House parties and Covid rule breaking are on the rise police claim, as the top north-east officer warns of a steep rise in lockdown attacks on staff.
Scottish Police Federation general secretary Calum Steele said more complaints were being made against certain people who “have had enough” of the restrictions.
And last night, police assaults were described as a “direct attack on the community” by one city councillor.
It comes only days after The Press And Journal accompanied officers on raids of gatherings across Aberdeen.
Dozens were handed fines for breaking coronavirus restrictions in Seaton, Cove and the West End, which police described as a “huge strain on resources”.
Mr Steele yesterday told Holyrood’s Covid committee: “There is an increase in general non-compliance with those specific restrictions.
“Those examples of non-compliance are increasing among a relatively small proportion of the population who have just decided that they’ve had enough and they no longer intend to play by the rules.”
Mr Steele went on to say the population is struggling under “fatigue” from the restrictions, which on March 23 will have been in place in some form across the country for a year.
‘Considerable increase’ in Covid rule breaking

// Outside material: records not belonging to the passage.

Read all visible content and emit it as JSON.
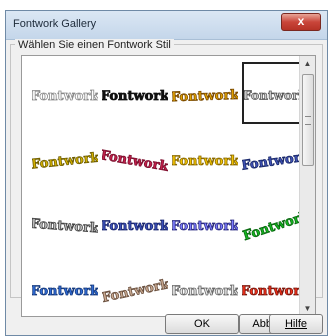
{
  "window": {
    "title": "Fontwork Gallery",
    "close_glyph": "x"
  },
  "group": {
    "label": "Wählen Sie einen Fontwork Stil"
  },
  "gallery": {
    "items": [
      {
        "text": "Fontwork",
        "fill": "#ffffff",
        "stroke": "#8a8a8a"
      },
      {
        "text": "Fontwork",
        "fill": "#111111",
        "stroke": "#111111"
      },
      {
        "text": "Fontwork",
        "fill": "#e0a100",
        "stroke": "#7a4a00"
      },
      {
        "text": "Fontwork",
        "fill": "#cfcfcf",
        "stroke": "#555555"
      },
      {
        "text": "Fontwork",
        "fill": "#d3b100",
        "stroke": "#6f5e00"
      },
      {
        "text": "Fontwork",
        "fill": "#c21f4a",
        "stroke": "#7d0f2e"
      },
      {
        "text": "Fontwork",
        "fill": "#f2c300",
        "stroke": "#8a6a00"
      },
      {
        "text": "Fontwork",
        "fill": "#3f51b5",
        "stroke": "#1b2a6b"
      },
      {
        "text": "Fontwork",
        "fill": "#bdbdbd",
        "stroke": "#444444"
      },
      {
        "text": "Fontwork",
        "fill": "#3a4fb8",
        "stroke": "#1b2770"
      },
      {
        "text": "Fontwork",
        "fill": "#7c7cff",
        "stroke": "#2a2a80"
      },
      {
        "text": "Fontwork",
        "fill": "#14b51f",
        "stroke": "#0a6a11"
      },
      {
        "text": "Fontwork",
        "fill": "#2f6bd6",
        "stroke": "#163a7d"
      },
      {
        "text": "Fontwork",
        "fill": "#c8a88f",
        "stroke": "#6b5140"
      },
      {
        "text": "Fontwork",
        "fill": "#e6e6e6",
        "stroke": "#6a6a6a"
      },
      {
        "text": "Fontwork",
        "fill": "#f12f1a",
        "stroke": "#7a160c"
      }
    ],
    "selected_index": 3
  },
  "buttons": {
    "ok": "OK",
    "cancel": "Abbrechen",
    "help": "Hilfe"
  }
}
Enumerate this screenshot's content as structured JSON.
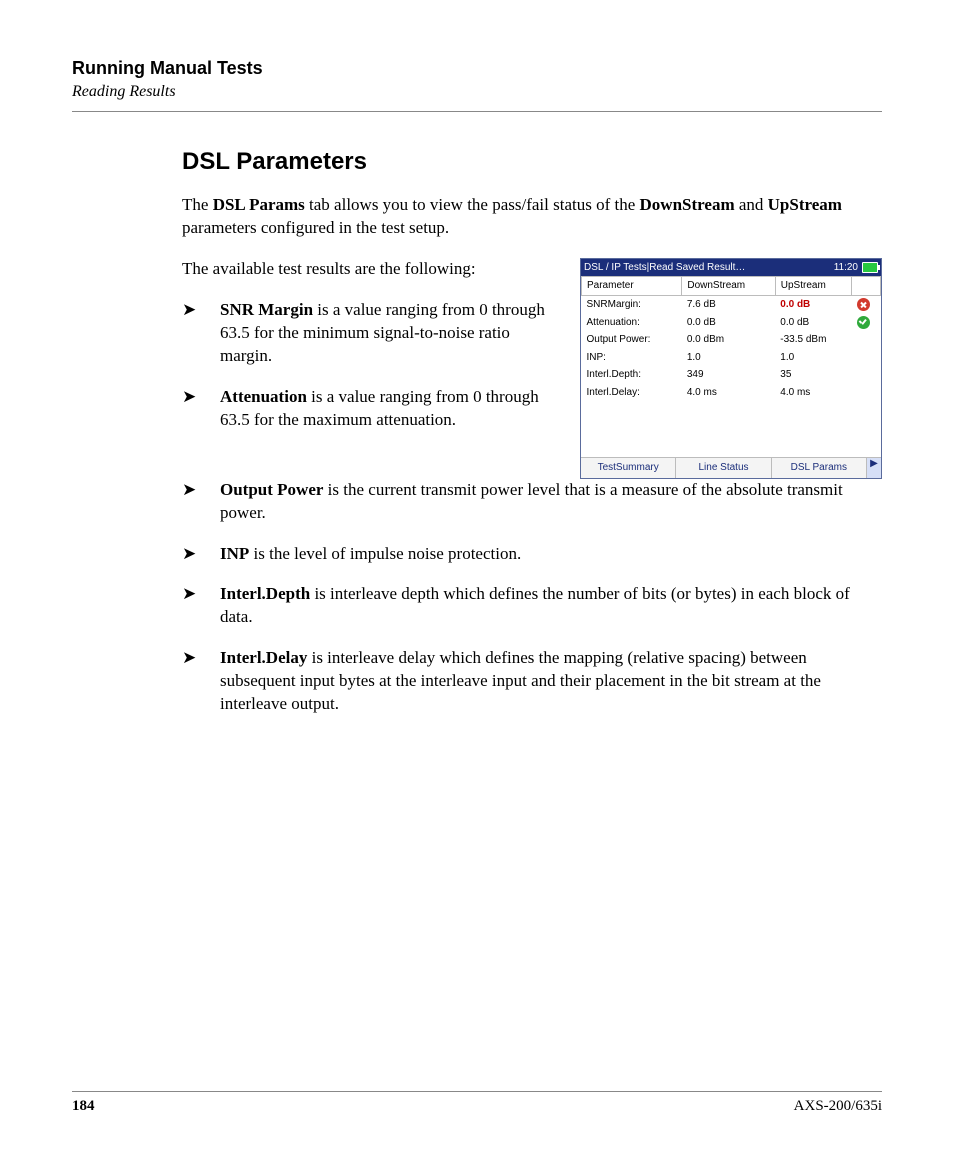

Last night Deputy Chief Constable Malcolm Graham told The P&J officers had seen “a considerable increase” in the number of gatherings being reported in recent weeks.
He added: “Officers will not tolerate blatant disregard for the law and will not hesitate to use enforcement action where they encounter wilful or persistent breaches.”
Rise in assaults and hate crime on north-east police during lockdown
It comes as the north-east’s police commander, Chief Superintendent George Macdonald highlighted an “unacceptable” rise in assaults and hate crime targeted at his officers and staff in Aberdeen.
Senior officers have highlighted a 9.5% increase in police assaults in the north-east, compared to a 6.7% rise across Scotland.
Last year, Police Scotland made an assault pledge to ensure the safety of personnel, due to the growing national problem.
Nationally, 86% of assaults on staff and 13% on officers happen within a police premises, usually at custody centres.
Between April and September last year, more than a fifth of all hate crime victims in the city were police.
The hate crime wave peaked in July and tended to be “isolated and low-level” incidents, according to a new report.
Ahead of presenting the paper to councillors next week, Ch Supt Macdonald wrote: “Hate crime against police officers and staff generally forms part of a broader set of circumstances where persons have encountered the police.
“The figure of 22%, while unacceptable, may well indicate a decreasing tolerance amongst officers and staff to being subjected to this kind of behaviour and also increased confidence to report it.
“This may be due in part to the support being offered to them by North East Division.”
Liberal Democrat councillor Martin Greig, a former of the Grampian Police board, hit out at the thugs behind the rise in attacks, adding: “Our local police are so closely integrated into the life of the city and the north-east that an assault against them feels like a direct attack on the community.
“We all suffer when there is violence against a police officer or staff.
“The police work in highly pressurised conditions and are professionally trained to protect victims – so it is all the more worrying when they themselves become victims.”